James White, proprietor of the Shawfield Chemical Works on the Glasgow-Rutherglen Road, bought the lands of Meikle Overtoun from Gabriel Lang of Greenock in 1859. He commissioned the architect James Smith to design a Scots Baronial mansion, after the fashion of Queen Victoria's Balmoral. These mansions and castles were part of a Gothic revival in architecture, drawing on medieval and Renaissance styles, in reaction to the revivalist Neo-classical architecture of the early half of the 19th century.
Smith's daughter Madeleine had just been released from prison after her trial for poisoning her lover Emile L'Angelier with the case not proven. Smith was very shaken by the scandal and died, a young man, in 1863.
The gardens were laid out by Edward Kemp, a foremost landscape designer of the day.
The family money came from White's Chemical Works. These had been opened in the early 19th century and only ceased functioning in 1968. The main product was chrome, but the working conditions were abhorrent, and the ground lies unusable to this day.
James White died in 1884 and his only son John Campbell White took over.
Keir Hardie, the founder of the Labour Party, attacked the Whites for the conditions of slavery they maintained for their workers, while acting philanthropically, particularly in the Dumbarton area where they donated land for the municipal buildings, supported local churches and voluntary organisations. Lord Overtoun, as John Campbell White had become, could only claim that he had never been to his works for such a long time that he was unaware of the conditions he was forcing his workers to suffer.
The original east entrance from Milton was deemed too steep for carriages and in 1895 a new west entrance and lodge were opened, at the foot of Garshake Road, now a foot access to the house.

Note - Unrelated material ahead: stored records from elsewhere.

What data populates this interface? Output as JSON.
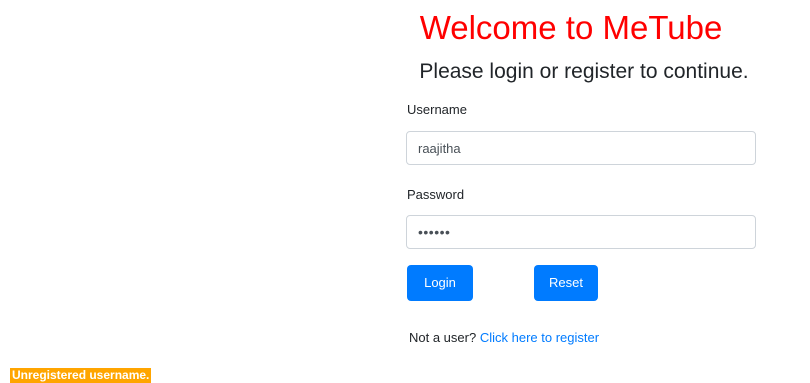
{
  "header": {
    "title": "Welcome to MeTube",
    "subtitle": "Please login or register to continue."
  },
  "form": {
    "username_label": "Username",
    "username_value": "raajitha",
    "password_label": "Password",
    "password_value": "••••••",
    "login_label": "Login",
    "reset_label": "Reset"
  },
  "register": {
    "prompt": "Not a user?",
    "link_text": "Click here to register"
  },
  "status": {
    "error": "Unregistered username."
  },
  "colors": {
    "title": "#ff0000",
    "button": "#007bff",
    "link": "#007bff",
    "error_bg": "#ffa500"
  }
}
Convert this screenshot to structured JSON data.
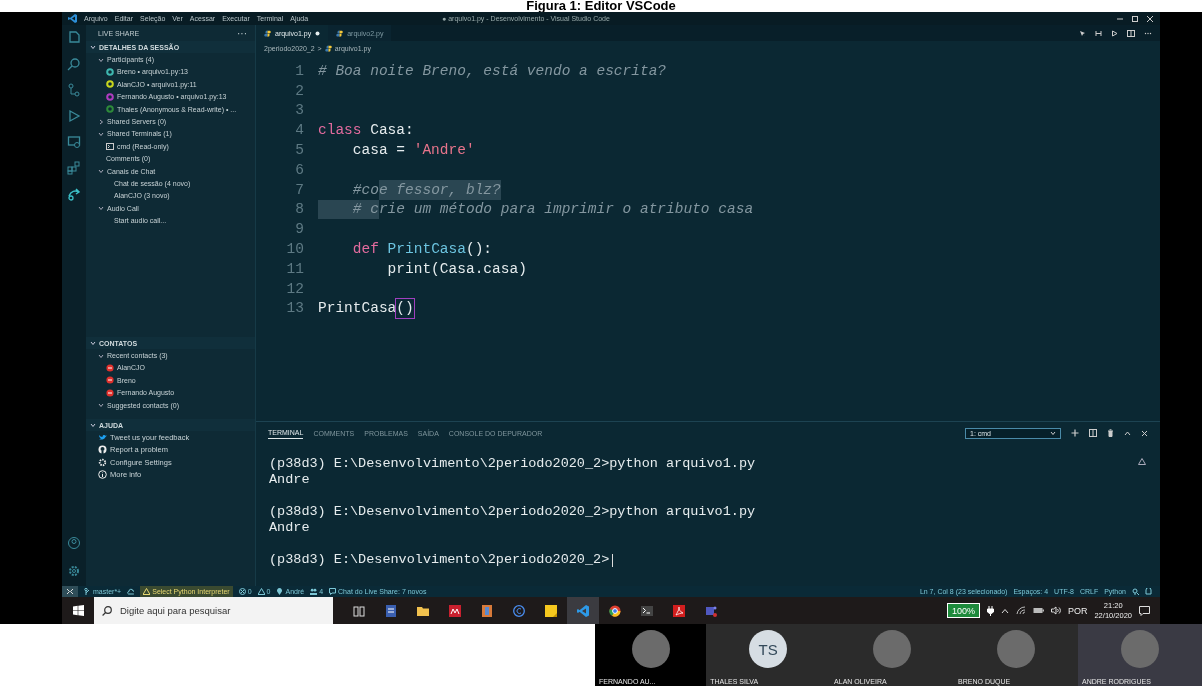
{
  "caption": "Figura 1: Editor VSCode",
  "menu": [
    "Arquivo",
    "Editar",
    "Seleção",
    "Ver",
    "Acessar",
    "Executar",
    "Terminal",
    "Ajuda"
  ],
  "window_title": "● arquivo1.py - Desenvolvimento - Visual Studio Code",
  "sidebar": {
    "title": "LIVE SHARE",
    "more": "···",
    "sections": [
      {
        "label": "DETALHES DA SESSÃO",
        "expanded": true,
        "children": [
          {
            "label": "Participants (4)",
            "kind": "group",
            "expanded": true,
            "children": [
              {
                "label": "Breno • arquivo1.py:13",
                "kind": "participant",
                "color": "#3fb8b0"
              },
              {
                "label": "AlanCJO • arquivo1.py:11",
                "kind": "participant",
                "color": "#c8d61e"
              },
              {
                "label": "Fernando Augusto • arquivo1.py:13",
                "kind": "participant",
                "color": "#b03cc0"
              },
              {
                "label": "Thales (Anonymous & Read-write) • ...",
                "kind": "participant",
                "color": "#2e8a3a"
              }
            ]
          },
          {
            "label": "Shared Servers (0)",
            "kind": "group",
            "expanded": false
          },
          {
            "label": "Shared Terminals (1)",
            "kind": "group",
            "expanded": true,
            "children": [
              {
                "label": "cmd (Read-only)",
                "kind": "terminal"
              }
            ]
          },
          {
            "label": "Comments (0)",
            "kind": "item"
          },
          {
            "label": "Canais de Chat",
            "kind": "group",
            "expanded": true,
            "children": [
              {
                "label": "Chat de sessão (4 novo)",
                "kind": "item"
              },
              {
                "label": "AlanCJO (3 novo)",
                "kind": "item"
              }
            ]
          },
          {
            "label": "Audio Call",
            "kind": "group",
            "expanded": true,
            "children": [
              {
                "label": "Start audio call...",
                "kind": "item"
              }
            ]
          }
        ]
      },
      {
        "label": "CONTATOS",
        "expanded": true,
        "children": [
          {
            "label": "Recent contacts (3)",
            "kind": "group",
            "expanded": true,
            "children": [
              {
                "label": "AlanCJO",
                "kind": "contact"
              },
              {
                "label": "Breno",
                "kind": "contact"
              },
              {
                "label": "Fernando Augusto",
                "kind": "contact"
              }
            ]
          },
          {
            "label": "Suggested contacts (0)",
            "kind": "group",
            "expanded": true
          }
        ]
      },
      {
        "label": "AJUDA",
        "expanded": true,
        "children": [
          {
            "label": "Tweet us your feedback",
            "kind": "bird"
          },
          {
            "label": "Report a problem",
            "kind": "octocat"
          },
          {
            "label": "Configure Settings",
            "kind": "gear"
          },
          {
            "label": "More info",
            "kind": "info"
          }
        ]
      }
    ]
  },
  "tabs": [
    {
      "label": "arquivo1.py",
      "selected": true,
      "modified": true
    },
    {
      "label": "arquivo2.py",
      "selected": false,
      "modified": false
    }
  ],
  "breadcrumb": [
    "2periodo2020_2",
    ">",
    "arquivo1.py"
  ],
  "code": [
    {
      "number": "1",
      "tokens": [
        {
          "kind": "comment",
          "text": "# Boa noite Breno, está vendo a escrita?",
          "selected": false
        }
      ]
    },
    {
      "number": "2"
    },
    {
      "number": "3"
    },
    {
      "number": "4",
      "tokens": [
        {
          "kind": "keyword",
          "text": "class",
          "selected": false
        },
        {
          "kind": "plain",
          "text": " Casa:",
          "selected": false
        }
      ]
    },
    {
      "number": "5",
      "tokens": [
        {
          "kind": "plain",
          "text": "    casa = ",
          "selected": false
        },
        {
          "kind": "string",
          "text": "'Andre'",
          "selected": false
        }
      ]
    },
    {
      "number": "6"
    },
    {
      "number": "7",
      "tokens": [
        {
          "kind": "comment",
          "text": "    #co",
          "selected": false
        },
        {
          "kind": "comment",
          "text": "e fessor, blz?",
          "selected": true
        }
      ]
    },
    {
      "number": "8",
      "tokens": [
        {
          "kind": "comment",
          "text": "    # c",
          "selected": true
        },
        {
          "kind": "comment",
          "text": "rie um método para imprimir o atributo casa",
          "selected": false
        }
      ]
    },
    {
      "number": "9"
    },
    {
      "number": "10",
      "tokens": [
        {
          "kind": "keyword",
          "text": "    def",
          "selected": false
        },
        {
          "kind": "function",
          "text": " PrintCasa",
          "selected": false
        },
        {
          "kind": "plain",
          "text": "():",
          "selected": false
        }
      ]
    },
    {
      "number": "11",
      "tokens": [
        {
          "kind": "plain",
          "text": "        print(Casa.casa)",
          "selected": false
        }
      ]
    },
    {
      "number": "12"
    },
    {
      "number": "13",
      "tokens": [
        {
          "kind": "plain",
          "text": "PrintCasa",
          "selected": false
        },
        {
          "kind": "bracket",
          "text": "()",
          "selected": false
        }
      ]
    }
  ],
  "panel_tabs": [
    {
      "label": "TERMINAL",
      "selected": true
    },
    {
      "label": "COMMENTS",
      "selected": false
    },
    {
      "label": "PROBLEMAS",
      "selected": false
    },
    {
      "label": "SAÍDA",
      "selected": false
    },
    {
      "label": "CONSOLE DO DEPURADOR",
      "selected": false
    }
  ],
  "terminal_select": "1: cmd",
  "terminal": [
    {
      "kind": "prompt",
      "text": "(p38d3) E:\\Desenvolvimento\\2periodo2020_2>python arquivo1.py"
    },
    {
      "kind": "output",
      "text": "Andre"
    },
    {
      "kind": "prompt",
      "text": "(p38d3) E:\\Desenvolvimento\\2periodo2020_2>python arquivo1.py"
    },
    {
      "kind": "output",
      "text": "Andre"
    },
    {
      "kind": "prompt",
      "text": "(p38d3) E:\\Desenvolvimento\\2periodo2020_2>"
    }
  ],
  "status_left": [
    {
      "kind": "branch",
      "text": "master*+"
    },
    {
      "kind": "sync"
    },
    {
      "kind": "interpreter",
      "text": "Select Python Interpreter"
    },
    {
      "kind": "errors",
      "text": "0"
    },
    {
      "kind": "warnings",
      "text": "0"
    },
    {
      "kind": "user",
      "text": "André"
    },
    {
      "kind": "people",
      "text": "4"
    },
    {
      "kind": "chat",
      "text": "Chat do Live Share: 7 novos"
    }
  ],
  "status_right": [
    "Ln 7, Col 8 (23 selecionado)",
    "Espaços: 4",
    "UTF-8",
    "CRLF",
    "Python"
  ],
  "taskbar": {
    "search_placeholder": "Digite aqui para pesquisar",
    "battery": "100%",
    "language": "POR",
    "time": "21:20",
    "date": "22/10/2020"
  },
  "call": [
    {
      "name": "FERNANDO AU...",
      "kind": "photo",
      "selected": false
    },
    {
      "name": "THALES SILVA",
      "kind": "initials",
      "initials": "TS",
      "selected": false
    },
    {
      "name": "ALAN OLIVEIRA",
      "kind": "photo",
      "selected": false
    },
    {
      "name": "BRENO DUQUE",
      "kind": "photo",
      "selected": false
    },
    {
      "name": "ANDRE RODRIGUES",
      "kind": "photo",
      "selected": true
    }
  ]
}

When Lord Overtoun died in 1908 the estate passed to his sister Fanny's son, John Douglas Campbell White (1871-1940), who was an occasional resident. Just before he died, in 1939, he made the house and grounds over to Dumbarton Burgh Council.
During World War II the house was used as a convalescent home for both locals and injured army personnel, and the remains of an army camp are on the right at the top of the Milton entrance.
After the War the house was converted into a maternity hospital, opening in April 1948 with 25 beds in nine wards. Many mothers remember seeing the sight of angels painted in the frescoes on the ceilings, believing themselves for a minute in heaven. It and Braeholm in Helensburgh served the maternity needs of the district until the Vale of Leven Hospital maternity unit opened in September 1970 with 80 beds.
In 1975 the house was reopened for the Quality of Life Experiment, Dumbarton District having been chosen as the Scottish area to receive funding to bring in culture of all sorts to help improve people's quality of life.
In 1976 the house passed to the Spire Christian Fellowship with the aims of spiritual education, leisure activities and cultural projects. In 1980 the nature trail was opened, and throughout the 80s Youth With a Mission occupied the house. It served as Craiglockart Hospital, Edinburgh, for the World War I film Regeneration, released in 1997.
In 2000 Scot nursing and Pastor Bob Hill's Christian Centre for Hope and Healing put in bids for the house, and the more secure financial backing of the latter won, offering youth activities, supported accommodation for women, bed and breakfast, nature trails and open access to the house.